Aim of the task:
Scan the material and copy every line in which "JSON" appears.
** Supplied information follows **
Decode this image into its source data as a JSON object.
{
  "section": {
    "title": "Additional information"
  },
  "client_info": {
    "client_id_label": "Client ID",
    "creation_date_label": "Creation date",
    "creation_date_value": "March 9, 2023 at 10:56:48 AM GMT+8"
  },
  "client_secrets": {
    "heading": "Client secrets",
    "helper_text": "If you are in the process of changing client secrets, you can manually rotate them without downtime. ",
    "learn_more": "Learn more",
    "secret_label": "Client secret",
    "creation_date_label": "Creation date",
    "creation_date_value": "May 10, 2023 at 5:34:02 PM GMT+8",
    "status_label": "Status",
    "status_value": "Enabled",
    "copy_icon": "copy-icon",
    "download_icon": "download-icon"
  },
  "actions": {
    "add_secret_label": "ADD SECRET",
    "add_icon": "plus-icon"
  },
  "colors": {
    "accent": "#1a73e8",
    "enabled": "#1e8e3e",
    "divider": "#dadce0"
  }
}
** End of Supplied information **
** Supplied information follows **
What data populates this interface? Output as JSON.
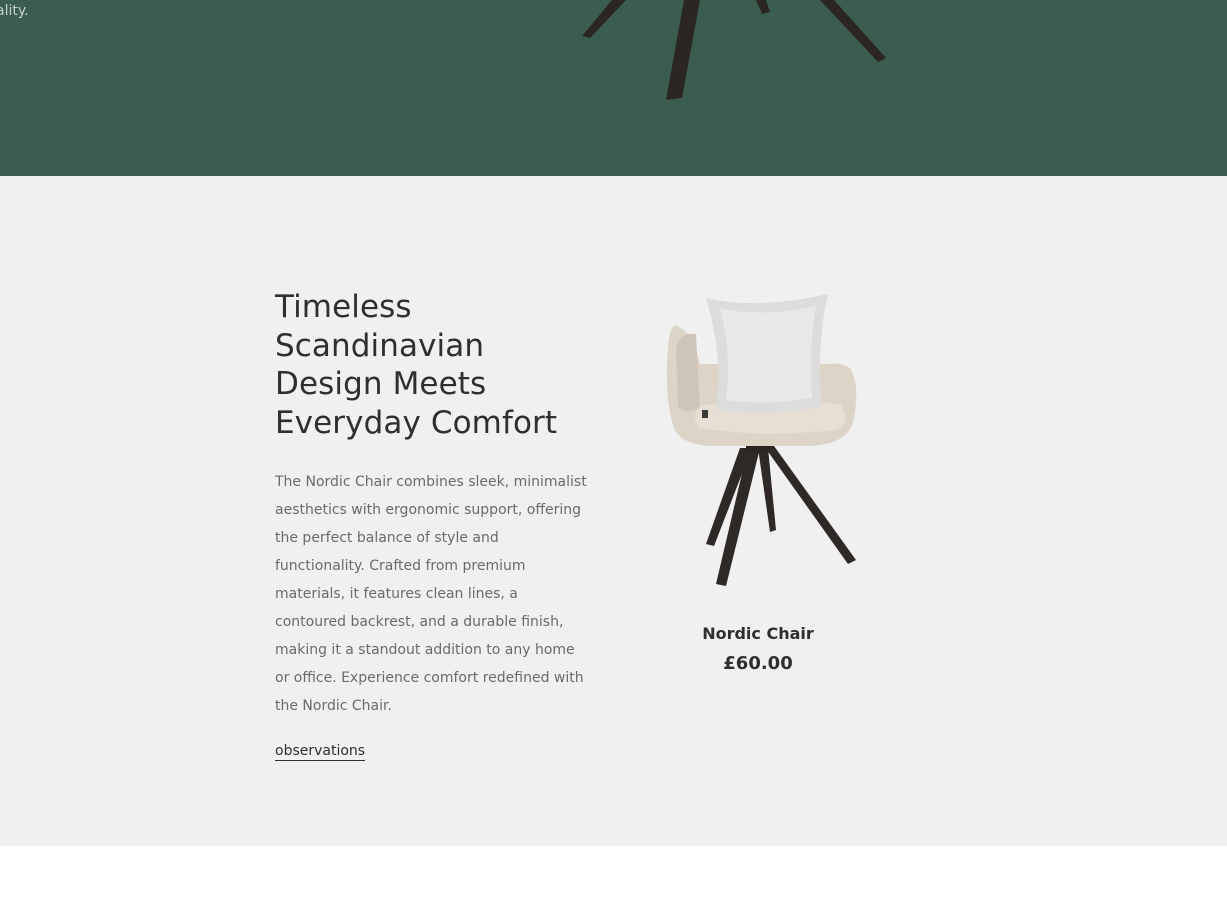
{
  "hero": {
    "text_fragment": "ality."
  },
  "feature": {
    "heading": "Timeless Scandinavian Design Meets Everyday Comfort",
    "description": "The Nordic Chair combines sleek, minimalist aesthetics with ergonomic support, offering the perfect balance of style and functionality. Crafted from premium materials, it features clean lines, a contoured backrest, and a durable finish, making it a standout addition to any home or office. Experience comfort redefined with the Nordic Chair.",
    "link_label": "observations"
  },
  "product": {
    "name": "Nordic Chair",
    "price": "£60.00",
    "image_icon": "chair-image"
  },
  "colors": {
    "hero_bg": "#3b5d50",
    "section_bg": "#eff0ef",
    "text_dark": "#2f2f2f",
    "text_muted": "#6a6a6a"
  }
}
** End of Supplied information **
Result of the exercise:
Decode this image into its source data as a JSON object.
What data populates this interface? Output as JSON.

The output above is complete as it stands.